[Interface dataset entries]
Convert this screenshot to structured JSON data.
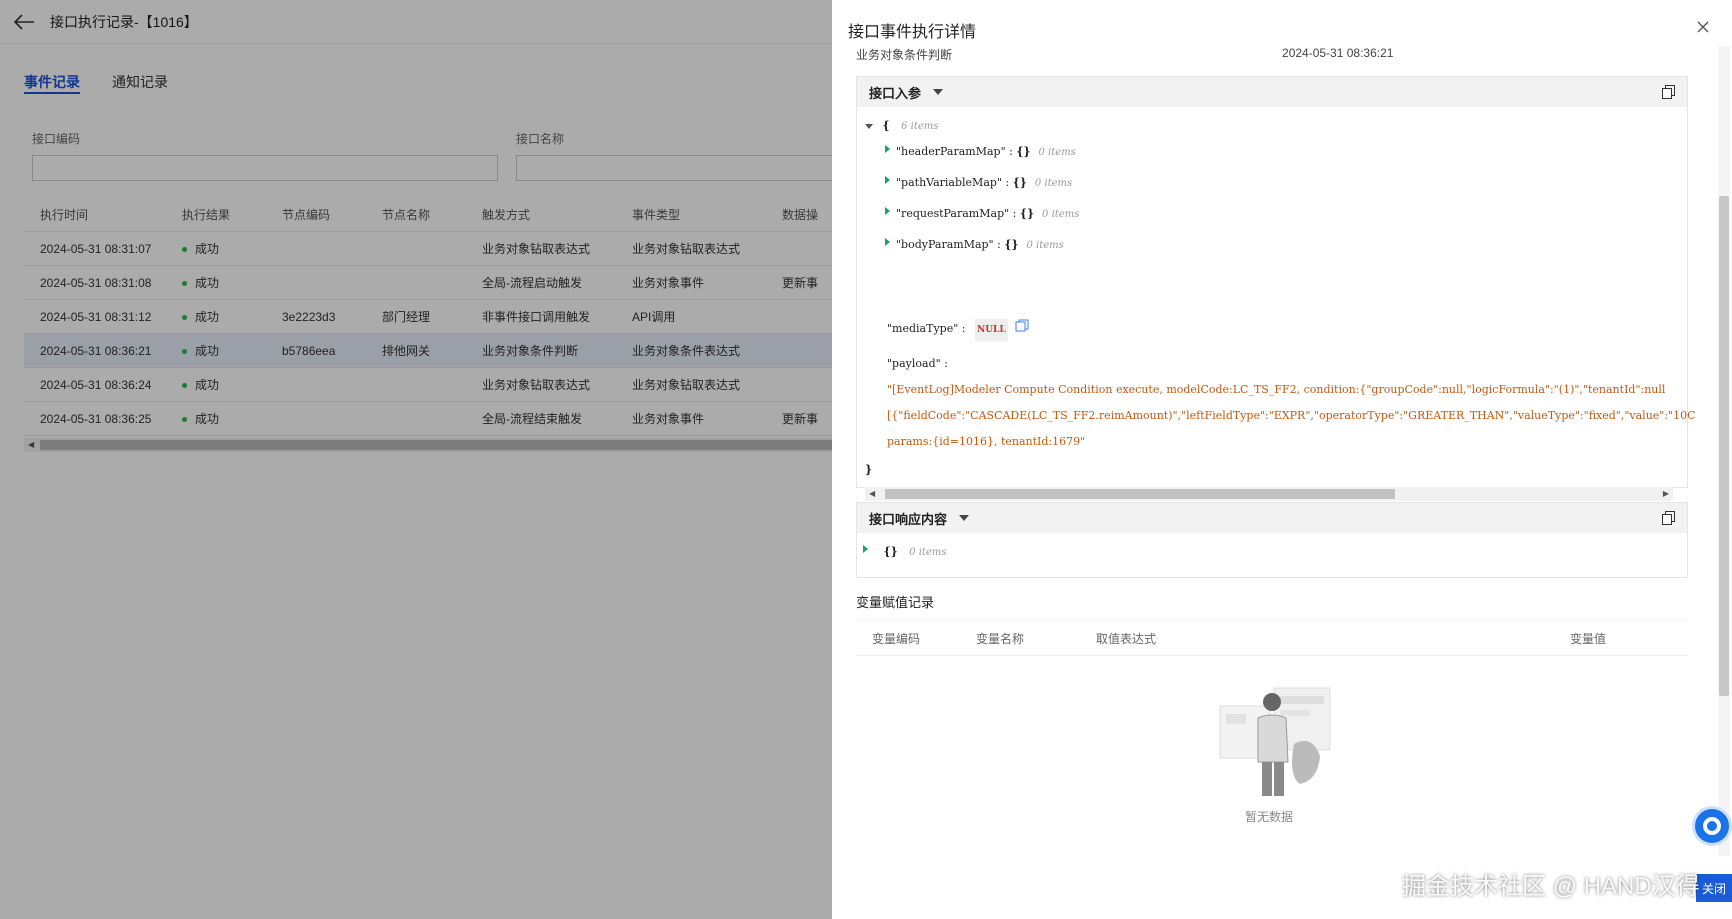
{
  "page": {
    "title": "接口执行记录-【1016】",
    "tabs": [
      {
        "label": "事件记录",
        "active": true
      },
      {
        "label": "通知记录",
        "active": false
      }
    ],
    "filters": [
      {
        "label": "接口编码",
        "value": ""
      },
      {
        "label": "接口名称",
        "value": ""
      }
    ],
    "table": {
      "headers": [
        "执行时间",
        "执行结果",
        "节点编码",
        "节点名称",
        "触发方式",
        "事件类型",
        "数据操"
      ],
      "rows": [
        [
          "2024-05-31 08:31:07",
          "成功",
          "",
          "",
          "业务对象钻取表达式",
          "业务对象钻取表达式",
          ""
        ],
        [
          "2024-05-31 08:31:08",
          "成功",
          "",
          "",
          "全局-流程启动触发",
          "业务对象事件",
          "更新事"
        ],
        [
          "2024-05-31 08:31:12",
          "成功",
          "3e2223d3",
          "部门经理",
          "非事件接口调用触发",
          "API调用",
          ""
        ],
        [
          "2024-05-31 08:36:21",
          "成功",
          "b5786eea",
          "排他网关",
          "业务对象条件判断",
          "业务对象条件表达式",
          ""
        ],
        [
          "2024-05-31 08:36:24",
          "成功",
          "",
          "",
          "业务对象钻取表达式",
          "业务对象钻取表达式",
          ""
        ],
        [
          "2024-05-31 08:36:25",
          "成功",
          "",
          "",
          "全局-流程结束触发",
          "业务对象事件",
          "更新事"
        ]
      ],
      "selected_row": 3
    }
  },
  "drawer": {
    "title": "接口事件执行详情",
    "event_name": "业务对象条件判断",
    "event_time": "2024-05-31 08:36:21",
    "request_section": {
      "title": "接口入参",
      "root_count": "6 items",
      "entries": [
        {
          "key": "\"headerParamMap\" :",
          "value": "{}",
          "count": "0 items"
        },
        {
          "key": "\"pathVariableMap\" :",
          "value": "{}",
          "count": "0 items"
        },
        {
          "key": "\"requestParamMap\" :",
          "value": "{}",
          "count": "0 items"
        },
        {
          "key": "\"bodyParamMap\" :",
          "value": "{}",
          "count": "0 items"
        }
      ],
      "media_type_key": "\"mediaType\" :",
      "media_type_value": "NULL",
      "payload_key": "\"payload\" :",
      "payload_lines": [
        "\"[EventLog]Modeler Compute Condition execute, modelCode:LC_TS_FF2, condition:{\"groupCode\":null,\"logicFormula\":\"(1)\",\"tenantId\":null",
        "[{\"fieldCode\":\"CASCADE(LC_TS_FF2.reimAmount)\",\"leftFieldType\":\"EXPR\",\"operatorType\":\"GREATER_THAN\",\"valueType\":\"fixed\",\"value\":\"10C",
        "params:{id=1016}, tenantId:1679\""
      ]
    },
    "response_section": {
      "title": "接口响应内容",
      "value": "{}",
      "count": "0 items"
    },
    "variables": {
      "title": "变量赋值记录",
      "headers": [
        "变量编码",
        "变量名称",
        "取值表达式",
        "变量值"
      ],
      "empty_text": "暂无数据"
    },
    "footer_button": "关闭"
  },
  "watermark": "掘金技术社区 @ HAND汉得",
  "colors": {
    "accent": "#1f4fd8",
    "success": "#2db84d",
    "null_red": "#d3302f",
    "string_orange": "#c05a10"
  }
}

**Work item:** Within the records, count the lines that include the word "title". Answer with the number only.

**The completed task:** 5